18 hours and 25 minutes of 1.33:1 full frame TV on DVD. It’s funny, when Michael Mann was making “Robbery Homicide Division” people were upset that he was making the show in this format. They wanted it to be widescreen. His point was that if you’re watching a TV show, it should fill the darn TV screen. It’s not a movie. These DVD transfers are crystal clear. They look amazing. Considering the subject matter and how this footage is over 2 decades old, it is great to see that when shows are brought to DVD they are handled so well. I know that these studios take care of their libraries but there has long loomed a debate over what would happen because this stuff is deteriorating. Thanks to DVDs, we will all be able to enjoy and rediscover shows for years to come. It also makes sense, because so much of Miami Vice’s appeal was based on the look and the moodiness of the images. Here, in this box set they are all on display.
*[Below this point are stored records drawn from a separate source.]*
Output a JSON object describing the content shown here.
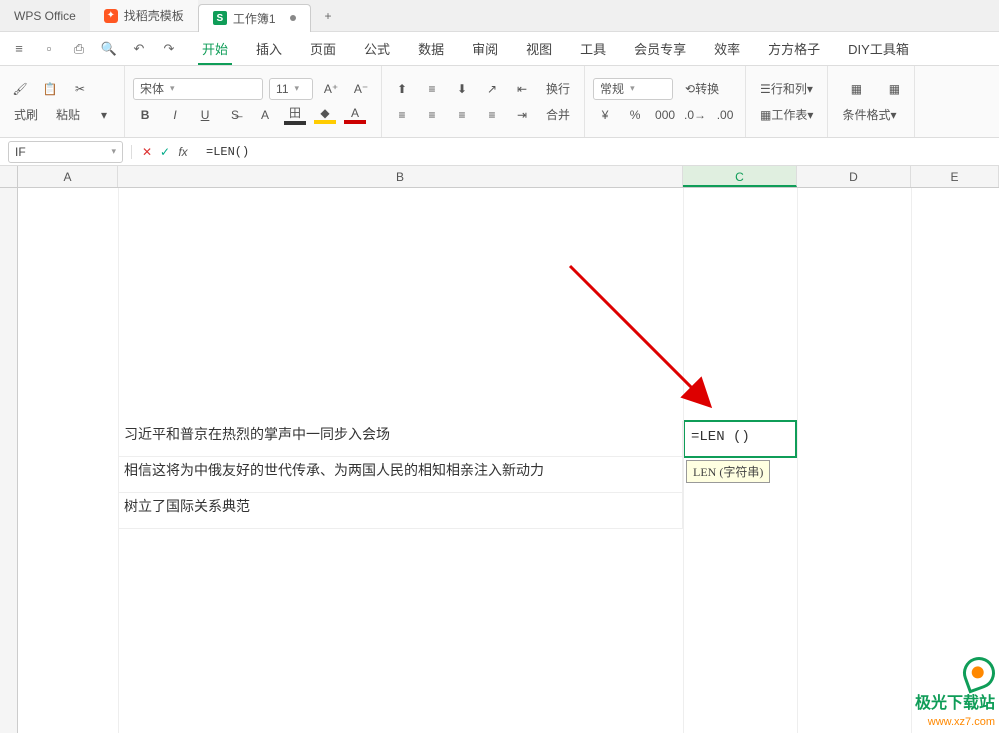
{
  "tabs": {
    "app_label": "WPS Office",
    "template_label": "找稻壳模板",
    "doc_icon": "S",
    "doc_label": "工作簿1",
    "plus": "+"
  },
  "menu": {
    "items": [
      "开始",
      "插入",
      "页面",
      "公式",
      "数据",
      "审阅",
      "视图",
      "工具",
      "会员专享",
      "效率",
      "方方格子",
      "DIY工具箱"
    ]
  },
  "ribbon": {
    "fmt_label": "式刷",
    "paste_label": "粘贴",
    "font_name": "宋体",
    "font_size": "11",
    "num_style": "常规",
    "convert": "转换",
    "row_col": "行和列",
    "wrap": "换行",
    "merge": "合并",
    "worksheet": "工作表",
    "cond_fmt": "条件格式"
  },
  "fx": {
    "name": "IF",
    "formula": "=LEN()"
  },
  "cols": [
    "A",
    "B",
    "C",
    "D",
    "E"
  ],
  "cells": {
    "b1": "习近平和普京在热烈的掌声中一同步入会场",
    "c1_formula": "=LEN ()",
    "b2": "相信这将为中俄友好的世代传承、为两国人民的相知相亲注入新动力",
    "tooltip": "LEN (字符串)",
    "b3": "树立了国际关系典范"
  },
  "watermark": {
    "name": "极光下载站",
    "url": "www.xz7.com"
  }
}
5.1 Dolby Digital and how could it not be? When you’re not only getting a 3 disk DVD box set of one of the best 80s TV shows, but a soundtrack from that era...to have this DVD have anything less then that type of sound would be ludicrous. In fact, this is the kind of DVD you could put on in the background as you are cleaning your house, or working at your CPU and you wouldn’t even need to watch it. You could just listen because there is so much music, both scored and played by bands, that it wouldn’t matter. I know that you can buy a soundtrack of the music to this TV show and that is actually something I might look into. Or, I could just pop the disks into my DVD player and do as I mentioned. Either way, you gotta love a DVD set that has this many uses.
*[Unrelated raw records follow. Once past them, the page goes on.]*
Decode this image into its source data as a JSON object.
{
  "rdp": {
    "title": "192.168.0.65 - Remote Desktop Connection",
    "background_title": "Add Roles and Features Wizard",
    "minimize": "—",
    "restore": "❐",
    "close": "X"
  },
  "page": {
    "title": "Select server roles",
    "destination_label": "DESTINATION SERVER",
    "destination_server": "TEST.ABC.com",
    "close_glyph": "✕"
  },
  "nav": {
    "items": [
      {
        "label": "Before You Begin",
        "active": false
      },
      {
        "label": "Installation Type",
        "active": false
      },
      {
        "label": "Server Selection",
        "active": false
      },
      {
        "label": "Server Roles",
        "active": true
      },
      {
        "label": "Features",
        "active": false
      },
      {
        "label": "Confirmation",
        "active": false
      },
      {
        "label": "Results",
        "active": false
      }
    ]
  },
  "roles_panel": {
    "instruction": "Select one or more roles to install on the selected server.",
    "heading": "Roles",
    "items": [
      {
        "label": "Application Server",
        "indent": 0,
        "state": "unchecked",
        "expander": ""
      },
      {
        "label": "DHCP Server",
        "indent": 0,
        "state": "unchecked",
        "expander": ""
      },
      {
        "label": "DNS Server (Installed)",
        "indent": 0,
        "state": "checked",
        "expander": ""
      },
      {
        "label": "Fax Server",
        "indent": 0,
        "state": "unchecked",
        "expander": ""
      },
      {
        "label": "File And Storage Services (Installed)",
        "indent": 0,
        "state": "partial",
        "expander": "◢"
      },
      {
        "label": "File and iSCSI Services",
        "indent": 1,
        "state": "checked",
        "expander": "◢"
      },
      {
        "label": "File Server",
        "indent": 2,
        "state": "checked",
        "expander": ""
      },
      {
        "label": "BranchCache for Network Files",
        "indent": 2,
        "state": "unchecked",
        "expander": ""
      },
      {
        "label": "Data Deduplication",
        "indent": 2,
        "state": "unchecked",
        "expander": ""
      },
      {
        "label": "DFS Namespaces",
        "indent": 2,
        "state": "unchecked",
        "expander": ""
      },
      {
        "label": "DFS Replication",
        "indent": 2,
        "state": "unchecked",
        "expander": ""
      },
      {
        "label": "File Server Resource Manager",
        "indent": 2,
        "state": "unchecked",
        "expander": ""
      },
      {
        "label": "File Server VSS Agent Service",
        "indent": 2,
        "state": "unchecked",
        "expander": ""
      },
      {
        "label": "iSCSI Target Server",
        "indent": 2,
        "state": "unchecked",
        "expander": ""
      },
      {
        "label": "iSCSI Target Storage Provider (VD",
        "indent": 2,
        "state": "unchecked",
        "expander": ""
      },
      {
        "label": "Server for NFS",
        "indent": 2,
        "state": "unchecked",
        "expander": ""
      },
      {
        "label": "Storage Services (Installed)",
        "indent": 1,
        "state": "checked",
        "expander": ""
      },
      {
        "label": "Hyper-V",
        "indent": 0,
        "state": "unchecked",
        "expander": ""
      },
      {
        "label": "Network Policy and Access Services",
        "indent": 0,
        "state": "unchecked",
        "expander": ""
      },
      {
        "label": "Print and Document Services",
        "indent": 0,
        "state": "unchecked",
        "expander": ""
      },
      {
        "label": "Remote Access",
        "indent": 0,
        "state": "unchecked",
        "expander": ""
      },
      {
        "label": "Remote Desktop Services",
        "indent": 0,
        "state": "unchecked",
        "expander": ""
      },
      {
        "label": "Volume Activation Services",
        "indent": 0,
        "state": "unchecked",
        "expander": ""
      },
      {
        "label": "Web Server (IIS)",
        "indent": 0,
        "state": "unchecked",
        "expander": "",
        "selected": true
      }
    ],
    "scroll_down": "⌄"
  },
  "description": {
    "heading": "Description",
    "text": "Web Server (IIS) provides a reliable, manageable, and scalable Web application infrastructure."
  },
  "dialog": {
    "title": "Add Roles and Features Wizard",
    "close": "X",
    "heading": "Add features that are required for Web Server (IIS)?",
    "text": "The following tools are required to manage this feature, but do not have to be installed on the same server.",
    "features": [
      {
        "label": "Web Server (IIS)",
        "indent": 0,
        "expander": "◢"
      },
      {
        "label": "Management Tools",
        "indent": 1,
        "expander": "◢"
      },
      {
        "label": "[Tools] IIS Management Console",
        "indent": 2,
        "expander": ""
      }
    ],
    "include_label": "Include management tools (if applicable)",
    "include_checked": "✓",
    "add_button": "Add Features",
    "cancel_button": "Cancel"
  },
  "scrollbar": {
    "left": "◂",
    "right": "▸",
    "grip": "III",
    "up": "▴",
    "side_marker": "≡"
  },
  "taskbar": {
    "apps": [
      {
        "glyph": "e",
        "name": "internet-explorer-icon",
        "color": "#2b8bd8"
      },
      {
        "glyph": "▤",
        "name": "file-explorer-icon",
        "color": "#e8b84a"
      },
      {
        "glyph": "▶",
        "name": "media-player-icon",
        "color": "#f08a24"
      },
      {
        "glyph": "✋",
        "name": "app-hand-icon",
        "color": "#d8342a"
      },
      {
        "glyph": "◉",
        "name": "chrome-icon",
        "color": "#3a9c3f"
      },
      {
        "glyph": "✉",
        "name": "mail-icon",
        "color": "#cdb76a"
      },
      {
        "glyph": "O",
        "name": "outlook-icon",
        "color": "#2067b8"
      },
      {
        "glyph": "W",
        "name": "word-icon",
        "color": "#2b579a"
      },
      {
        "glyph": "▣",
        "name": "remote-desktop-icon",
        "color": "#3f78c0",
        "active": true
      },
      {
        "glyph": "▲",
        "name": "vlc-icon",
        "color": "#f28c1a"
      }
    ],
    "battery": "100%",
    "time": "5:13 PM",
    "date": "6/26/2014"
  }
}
The packaging is rad. Okay, now I am just fawning. The cover is typical Michael Mann blue with two shots of Crockett and Tubbs looking cool in Miami. There’s even a shot of Don Johnson pointing gun wearing his signature shades. A lot of people might be put off by this, the handling of guns and what not, but these are exactly the kinds of things that should be on the DVD box. There is no point in trying to sell this show to newcomers and have them think that it’ s something it’s not. I think there could have at least been one picture on the back of the box. All it is is text, which is fine, but another image might have spruced things up just a tad.
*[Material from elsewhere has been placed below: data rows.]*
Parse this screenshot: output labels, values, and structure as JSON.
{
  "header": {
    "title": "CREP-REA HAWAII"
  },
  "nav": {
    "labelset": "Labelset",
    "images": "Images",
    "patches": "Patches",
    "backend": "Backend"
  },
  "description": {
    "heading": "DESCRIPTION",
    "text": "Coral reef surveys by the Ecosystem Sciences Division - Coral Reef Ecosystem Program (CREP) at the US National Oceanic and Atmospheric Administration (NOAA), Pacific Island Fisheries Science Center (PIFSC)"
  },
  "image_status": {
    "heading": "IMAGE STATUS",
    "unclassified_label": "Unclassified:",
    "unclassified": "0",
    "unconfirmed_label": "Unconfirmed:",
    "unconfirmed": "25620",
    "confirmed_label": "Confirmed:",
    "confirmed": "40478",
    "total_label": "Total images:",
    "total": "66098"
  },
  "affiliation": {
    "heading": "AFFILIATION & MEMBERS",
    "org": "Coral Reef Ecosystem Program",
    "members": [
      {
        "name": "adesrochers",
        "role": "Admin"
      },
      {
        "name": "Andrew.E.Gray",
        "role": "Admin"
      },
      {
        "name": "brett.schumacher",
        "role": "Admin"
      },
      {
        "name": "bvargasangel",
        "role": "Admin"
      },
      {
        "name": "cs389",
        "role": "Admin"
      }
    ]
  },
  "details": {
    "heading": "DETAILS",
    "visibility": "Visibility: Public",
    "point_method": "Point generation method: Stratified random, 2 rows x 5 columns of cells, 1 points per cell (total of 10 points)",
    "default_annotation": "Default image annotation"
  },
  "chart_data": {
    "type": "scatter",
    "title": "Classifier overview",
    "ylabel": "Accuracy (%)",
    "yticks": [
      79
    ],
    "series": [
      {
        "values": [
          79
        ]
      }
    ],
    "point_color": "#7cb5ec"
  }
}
There, are you happy? I found a flaw. It’s not a big flaw(or even a meaningful one for that matter) it’s more or less just being nit picky. Nothing of course to deter my thoughts that this disk set belongs in a time capsule.
I was booked to work as an extra on Collateral, Michael Mann’s newest picture. It was Halloween night and my call was at midnight. I opted out and I regret it. I would like to apologize now.
However, I feel that doing this DVD review makes up for it. I am not, however, 100% comfortable saying that this 3 disk set should be a blind buy. I say this because the subject matter isn’t for everyone. I also know that a lot people aren’t into shows of this sort. Police stories, shoot-em ups, etc. I will say however that as much as style sometimes bores the pants off of me in certain movies, Michael Mann’s films never do that.
Now you might say, “Of course they don’t, you’re in his pocket”. I think you’re wrong. In shows like Miami Vice it is never the case of style over substance. I think it’s a case of the style is the substance. This show melded very good writing, with an aesthetic that we haven’t seen on TV for years since it last aired.
I for one am looking forward to the proposed Miami Vice movie.
Miami Vice was released .